Testing for past infection

An antibody test may tell you if you had an infection with the virus that causes COVID-19 in the past.4 This test should not be used to diagnose a current infection. Check with your local health department or healthcare provider about how to get tested.

If you have a positive antibody test

  • It could mean that you have antibodies from the virus that causes COVID-19
  • It could mean that it may be positive because you have antibodies from a different coronavirus

Even if you do have antibodies to the virus, we do not have enough information at this time about how much protection you may have from getting infected again or how long that protection may last, so you should continue to follow precautions to protect yourself and others.

If you have a negative antibody test

  • It could mean you have never had COVID-19
  • It could mean that you are infected currently or have been recently infected (it usually takes 1-3 weeks after infection for your body to develop antibodies although some people may take longer)
  • Some people may never develop antibodies after an infection

Talk with your healthcare provider about your specific results and what they mean.

What happens after testing

If you are waiting for your COVID-19 test results

  • Stay home and stay away from others if you think you may have COVID-19
  • If you have been exposed to someone with COVID-19, you should quarantine for at least 5 days if
    • you have not completed your primary vaccine series
    • you are 5 years or older and have not received your booster shot after your primary series
  • Watch for symptoms and contact your healthcare professional for advice if needed

If you test positive, with or without symptoms

  • You should self-isolate and monitor your symptoms
  • You can end self-isolation after5
    • 5 full days since your symptoms first started AND
    • You have not had a fever for 24 hours without using any fever reducing medication AND
    • Your symptoms are improving
  • You should wear a well fitting mask, avoid travel and avoid being around people that are high risk for a full 10 days
  • Seek emergency medical care if your symptoms are severe or worsening
  • Tell your close contacts they may have been exposed to COVID-19
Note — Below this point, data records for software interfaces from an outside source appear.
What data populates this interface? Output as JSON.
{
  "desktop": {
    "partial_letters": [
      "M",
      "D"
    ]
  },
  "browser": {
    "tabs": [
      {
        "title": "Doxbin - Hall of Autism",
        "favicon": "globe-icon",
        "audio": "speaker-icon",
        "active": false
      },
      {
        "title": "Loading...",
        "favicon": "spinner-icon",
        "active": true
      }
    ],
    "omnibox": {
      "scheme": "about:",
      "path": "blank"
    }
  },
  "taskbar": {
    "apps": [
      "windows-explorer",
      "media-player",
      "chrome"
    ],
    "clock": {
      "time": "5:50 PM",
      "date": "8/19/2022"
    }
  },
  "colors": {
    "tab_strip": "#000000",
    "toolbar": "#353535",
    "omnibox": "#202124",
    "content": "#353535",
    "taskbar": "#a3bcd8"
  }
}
If you test negative and have no symptoms

  • Continue to wear a well fitting mask at home and in public for 10 days after your last exposure to someone with COVID-19
  • Continue to monitor your symptoms
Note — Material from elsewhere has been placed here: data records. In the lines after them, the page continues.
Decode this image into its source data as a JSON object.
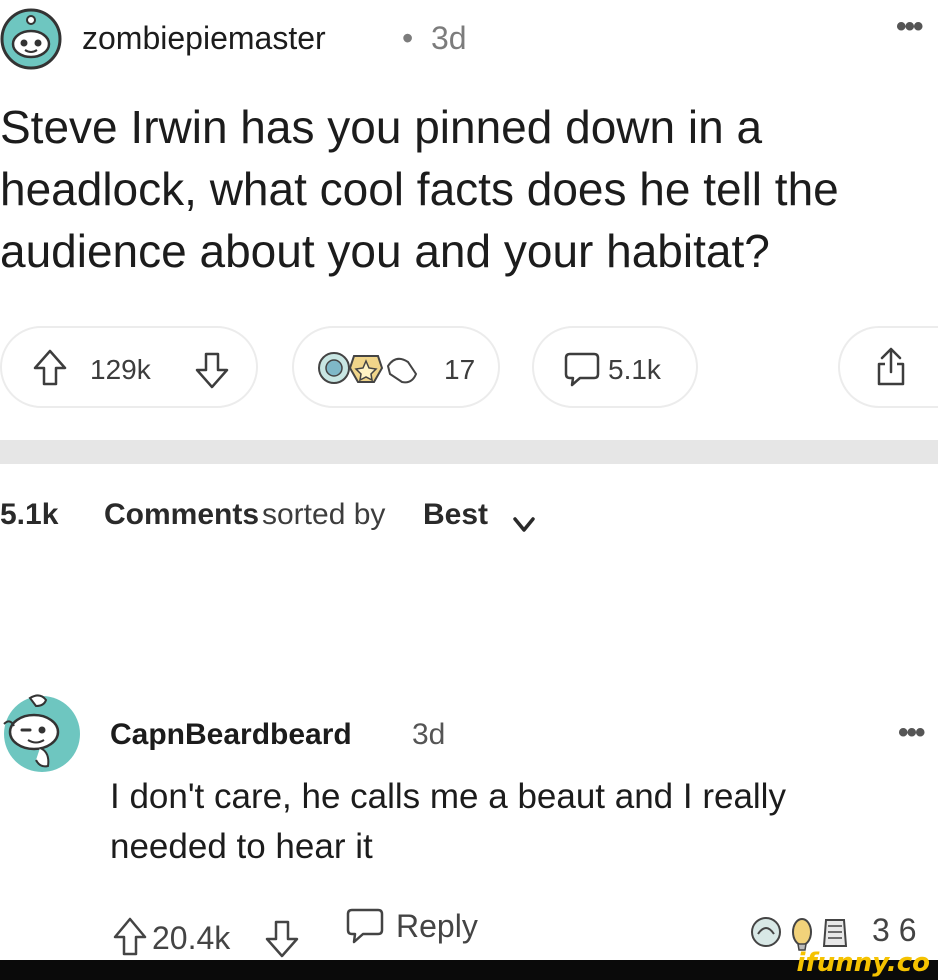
{
  "post": {
    "username": "zombiepiemaster",
    "separator": "•",
    "age": "3d",
    "more": "•••",
    "title": "Steve Irwin has you pinned down in a headlock, what cool facts does he tell the audience about you and your habitat?",
    "votes": "129k",
    "award_count": "17",
    "comments": "5.1k"
  },
  "sort": {
    "count": "5.1k",
    "label": "Comments",
    "by": "sorted by",
    "value": "Best"
  },
  "comment": {
    "username": "CapnBeardbeard",
    "age": "3d",
    "more": "•••",
    "body": "I don't care, he calls me a beaut and I really needed to hear it",
    "votes": "20.4k",
    "reply_label": "Reply",
    "award_count": "3 6"
  },
  "watermark": "ifunny.co",
  "colors": {
    "text": "#1c1c1c",
    "muted": "#7c7c7c",
    "divider": "#e6e6e6",
    "avatar_teal": "#6ec6c0",
    "watermark": "#f5c200"
  },
  "icons": [
    "snoo-avatar-icon",
    "more-icon",
    "upvote-icon",
    "downvote-icon",
    "award-icons",
    "comment-icon",
    "share-icon",
    "chevron-down-icon",
    "reply-icon"
  ]
}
If you test negative and have symptoms

  • Follow isolation precautions
  • If your symptoms do not improve, contact your healthcare provider - you may need additional testing or an evaluation
  • Seek emergency medical care if your symptoms are severe or worsening

The information provided is for educational purposes only and is not intended to be a substitute for professional medical advice, diagnosis, or treatment. Seek the advice of a doctor with any questions you may have regarding a medical condition. Never delay seeking or disregard professional medical advice because of something you have read here.